Those already expanding include Novelis, one of the world’s largest producers of rolled aluminum products, which last month announced plans to invest $36 million to boost and upgrade recycling capacity at its Greensboro facility in the United States, to be completed during the second half of 2021.
Canada-based Matalco is also planning a new $80 million aluminum recycling facility in Wisconsin while JW Aluminium is expanding its facility in Goose Creek in South Carolina at a cost of $255 million.
“Scrap buyers are struggling to take more, investment is needed,” said Citi analyst Oliver Nugent. “If you think the tariffs on primary aluminum are here to stay then it makes sense to think about alternatives like scrap.”
The United States has a 10% levy on imports of primary aluminum, but not on scrap, where prices have plummeted.
A proxy for auto scrap is the LME’s aluminum alloy contract CMNA3 which fell by more than half to $1,000 a tonne in October from above $2,000 in April 2018. It is now at $1,230.
“Scrap prices are heavily discounted because availability has outpaced capacity and because tariffs exempt scrap,” said Jorge Vasquez, founder of consultancy Harbor Aluminium.
Harbor estimates beverage can scrap prices at nearly $900 a tonne below the London Metal Exchange’s benchmark primary aluminum CMAL3 at around $1,760 a tonne.
It also reckons the United States generated 5.9 million tonnes of scrap aluminum last year, up about 20% since 2016. Of that about 5 million tonnes was recycled domestically, while the rest was exported.
Valued for its lightness and anti-corrosive properties, demand for aluminum from U.S. drinks firms is expected to rise over coming years as they come under pressure to cut plastic pollution.
In autos, the advent of electric vehicles powered by batteries and the need to reduce the weight of the car are expected to see aluminum use increase.
Data from the Aluminium Association shows aluminum use in passenger cars and light trucks climbed 23% to 6,080 million lbs between 2007 and 2017. Overall, aluminum use in transport rose nearly 20% to 9,625 million lbs in the same period.
“To truly benefit from the circularity of aluminum requires improvements in collection, sorting and processing methods of post-consumer scrap,” said Wood Mackenzie analyst Kamil Wlazly.
“Producing aluminum uses a lot of energy, but it can be recycled infinitely.

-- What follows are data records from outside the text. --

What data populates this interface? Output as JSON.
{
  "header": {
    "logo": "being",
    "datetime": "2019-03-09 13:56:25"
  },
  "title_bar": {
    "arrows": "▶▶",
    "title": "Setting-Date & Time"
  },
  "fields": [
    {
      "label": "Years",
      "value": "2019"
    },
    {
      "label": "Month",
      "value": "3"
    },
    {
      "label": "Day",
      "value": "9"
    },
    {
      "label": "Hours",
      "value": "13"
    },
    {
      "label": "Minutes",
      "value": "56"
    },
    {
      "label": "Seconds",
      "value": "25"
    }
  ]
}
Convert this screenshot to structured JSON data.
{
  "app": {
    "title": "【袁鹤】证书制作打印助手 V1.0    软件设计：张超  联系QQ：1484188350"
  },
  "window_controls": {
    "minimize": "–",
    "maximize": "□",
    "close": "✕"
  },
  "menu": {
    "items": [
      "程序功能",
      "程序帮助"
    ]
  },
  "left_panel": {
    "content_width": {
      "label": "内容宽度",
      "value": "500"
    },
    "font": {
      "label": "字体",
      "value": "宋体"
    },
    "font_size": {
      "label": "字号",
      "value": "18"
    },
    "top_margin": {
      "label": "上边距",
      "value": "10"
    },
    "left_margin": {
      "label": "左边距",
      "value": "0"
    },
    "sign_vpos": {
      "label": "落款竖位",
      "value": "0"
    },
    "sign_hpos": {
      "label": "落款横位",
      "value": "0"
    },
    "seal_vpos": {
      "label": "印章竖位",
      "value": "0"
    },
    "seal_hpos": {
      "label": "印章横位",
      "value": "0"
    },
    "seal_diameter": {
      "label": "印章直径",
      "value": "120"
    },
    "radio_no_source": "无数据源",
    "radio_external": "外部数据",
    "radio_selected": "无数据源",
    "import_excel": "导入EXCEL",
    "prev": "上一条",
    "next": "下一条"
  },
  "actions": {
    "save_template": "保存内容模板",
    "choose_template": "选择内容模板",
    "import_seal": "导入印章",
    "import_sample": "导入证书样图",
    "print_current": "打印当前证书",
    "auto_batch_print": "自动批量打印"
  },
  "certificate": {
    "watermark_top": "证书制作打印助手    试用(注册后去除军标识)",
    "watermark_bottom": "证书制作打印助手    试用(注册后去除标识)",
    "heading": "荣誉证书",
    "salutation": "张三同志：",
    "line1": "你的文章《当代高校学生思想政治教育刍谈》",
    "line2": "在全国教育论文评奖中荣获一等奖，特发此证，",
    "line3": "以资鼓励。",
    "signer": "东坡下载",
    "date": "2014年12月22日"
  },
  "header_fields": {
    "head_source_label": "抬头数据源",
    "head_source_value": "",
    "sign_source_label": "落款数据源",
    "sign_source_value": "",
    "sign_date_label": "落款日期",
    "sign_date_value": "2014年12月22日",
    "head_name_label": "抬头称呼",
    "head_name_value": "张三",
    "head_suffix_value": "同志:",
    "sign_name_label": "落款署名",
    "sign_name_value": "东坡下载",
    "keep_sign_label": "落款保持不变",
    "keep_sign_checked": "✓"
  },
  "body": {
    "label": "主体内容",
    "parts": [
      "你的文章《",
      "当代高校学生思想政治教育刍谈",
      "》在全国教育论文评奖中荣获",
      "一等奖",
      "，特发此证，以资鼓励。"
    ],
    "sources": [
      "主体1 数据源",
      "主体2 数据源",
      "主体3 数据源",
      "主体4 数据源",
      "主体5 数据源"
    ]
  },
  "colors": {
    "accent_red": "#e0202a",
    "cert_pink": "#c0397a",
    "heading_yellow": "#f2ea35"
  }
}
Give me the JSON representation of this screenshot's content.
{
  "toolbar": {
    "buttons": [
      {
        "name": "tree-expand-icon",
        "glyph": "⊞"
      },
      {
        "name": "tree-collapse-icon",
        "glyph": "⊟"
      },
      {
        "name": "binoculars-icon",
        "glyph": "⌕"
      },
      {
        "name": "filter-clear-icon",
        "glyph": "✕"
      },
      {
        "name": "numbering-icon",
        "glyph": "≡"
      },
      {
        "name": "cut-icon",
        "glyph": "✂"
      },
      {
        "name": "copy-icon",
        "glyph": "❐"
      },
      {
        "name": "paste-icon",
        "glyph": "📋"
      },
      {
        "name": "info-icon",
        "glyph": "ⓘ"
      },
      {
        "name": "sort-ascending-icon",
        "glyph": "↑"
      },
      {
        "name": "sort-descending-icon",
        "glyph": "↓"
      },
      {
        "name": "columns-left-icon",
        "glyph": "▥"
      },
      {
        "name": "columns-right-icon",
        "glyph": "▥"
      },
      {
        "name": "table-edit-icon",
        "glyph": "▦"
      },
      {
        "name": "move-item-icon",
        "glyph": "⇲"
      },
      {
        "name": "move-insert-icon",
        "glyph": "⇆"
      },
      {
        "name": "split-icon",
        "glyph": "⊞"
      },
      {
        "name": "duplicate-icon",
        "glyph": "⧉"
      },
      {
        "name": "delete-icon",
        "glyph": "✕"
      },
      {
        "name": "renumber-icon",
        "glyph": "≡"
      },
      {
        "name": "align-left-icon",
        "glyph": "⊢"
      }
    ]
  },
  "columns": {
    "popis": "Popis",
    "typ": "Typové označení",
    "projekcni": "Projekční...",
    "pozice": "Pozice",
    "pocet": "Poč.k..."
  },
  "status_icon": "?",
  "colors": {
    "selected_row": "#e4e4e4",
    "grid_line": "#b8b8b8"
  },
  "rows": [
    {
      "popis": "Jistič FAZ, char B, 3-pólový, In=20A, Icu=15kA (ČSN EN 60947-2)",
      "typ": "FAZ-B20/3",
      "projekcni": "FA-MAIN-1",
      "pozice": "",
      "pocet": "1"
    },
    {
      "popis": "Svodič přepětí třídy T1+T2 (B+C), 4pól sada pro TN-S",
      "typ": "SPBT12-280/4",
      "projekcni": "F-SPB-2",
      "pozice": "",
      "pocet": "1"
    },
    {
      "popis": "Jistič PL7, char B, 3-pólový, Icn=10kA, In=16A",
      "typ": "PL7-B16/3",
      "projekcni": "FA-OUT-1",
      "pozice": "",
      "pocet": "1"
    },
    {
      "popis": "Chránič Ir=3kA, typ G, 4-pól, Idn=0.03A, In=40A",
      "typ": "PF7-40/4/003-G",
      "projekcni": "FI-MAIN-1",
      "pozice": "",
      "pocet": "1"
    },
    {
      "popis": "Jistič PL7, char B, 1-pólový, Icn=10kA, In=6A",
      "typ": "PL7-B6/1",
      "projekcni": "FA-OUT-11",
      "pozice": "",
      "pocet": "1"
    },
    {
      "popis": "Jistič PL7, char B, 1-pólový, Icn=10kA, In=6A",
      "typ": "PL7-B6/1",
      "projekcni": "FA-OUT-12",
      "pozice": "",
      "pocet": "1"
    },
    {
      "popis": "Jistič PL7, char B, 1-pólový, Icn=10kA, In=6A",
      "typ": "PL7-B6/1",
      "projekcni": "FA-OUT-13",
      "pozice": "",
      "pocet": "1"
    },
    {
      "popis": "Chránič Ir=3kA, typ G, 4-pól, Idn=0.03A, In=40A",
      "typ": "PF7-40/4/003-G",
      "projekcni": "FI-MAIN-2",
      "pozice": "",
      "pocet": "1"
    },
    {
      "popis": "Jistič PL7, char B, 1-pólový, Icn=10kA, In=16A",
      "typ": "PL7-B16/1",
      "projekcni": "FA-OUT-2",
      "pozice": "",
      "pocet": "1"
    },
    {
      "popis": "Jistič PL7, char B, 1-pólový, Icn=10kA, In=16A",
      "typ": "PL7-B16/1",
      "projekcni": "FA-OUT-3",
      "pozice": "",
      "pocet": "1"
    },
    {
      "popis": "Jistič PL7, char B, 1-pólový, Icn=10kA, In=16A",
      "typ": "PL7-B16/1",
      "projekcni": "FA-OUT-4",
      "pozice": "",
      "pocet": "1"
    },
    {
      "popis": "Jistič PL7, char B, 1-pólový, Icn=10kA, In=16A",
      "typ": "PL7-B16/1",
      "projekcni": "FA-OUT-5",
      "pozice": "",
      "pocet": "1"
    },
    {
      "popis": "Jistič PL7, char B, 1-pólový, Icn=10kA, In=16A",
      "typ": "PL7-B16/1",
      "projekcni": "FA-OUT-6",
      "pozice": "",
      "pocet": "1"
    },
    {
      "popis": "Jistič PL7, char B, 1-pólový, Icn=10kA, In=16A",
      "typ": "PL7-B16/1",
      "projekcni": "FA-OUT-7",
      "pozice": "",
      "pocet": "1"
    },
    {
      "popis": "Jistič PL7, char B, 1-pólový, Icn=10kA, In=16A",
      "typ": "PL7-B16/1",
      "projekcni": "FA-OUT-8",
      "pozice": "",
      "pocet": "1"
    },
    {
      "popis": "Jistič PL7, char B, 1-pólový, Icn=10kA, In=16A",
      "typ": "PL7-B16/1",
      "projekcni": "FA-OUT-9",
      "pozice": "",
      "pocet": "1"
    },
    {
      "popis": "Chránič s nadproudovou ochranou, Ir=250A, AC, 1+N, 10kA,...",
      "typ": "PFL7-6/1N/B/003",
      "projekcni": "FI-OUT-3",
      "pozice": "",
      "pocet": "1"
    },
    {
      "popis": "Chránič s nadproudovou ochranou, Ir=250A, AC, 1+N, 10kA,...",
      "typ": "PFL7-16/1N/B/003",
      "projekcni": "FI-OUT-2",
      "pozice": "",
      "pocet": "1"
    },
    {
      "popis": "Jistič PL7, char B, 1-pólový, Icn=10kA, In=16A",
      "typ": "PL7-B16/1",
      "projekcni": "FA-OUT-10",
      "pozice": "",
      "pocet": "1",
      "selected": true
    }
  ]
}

Aluminium scrap is the future.”
Electricity can account for between 30% and 50% of the costs of producing aluminum, depending on whether it is generated using coal, gas or hydro power. Energy costs of recycling aluminum are typically about 5% of producing primary metal.
Total aluminum consumption in the United States this year is estimated at more than 10 million tonnes, nearly 15% of the global total at 67 million tonnes.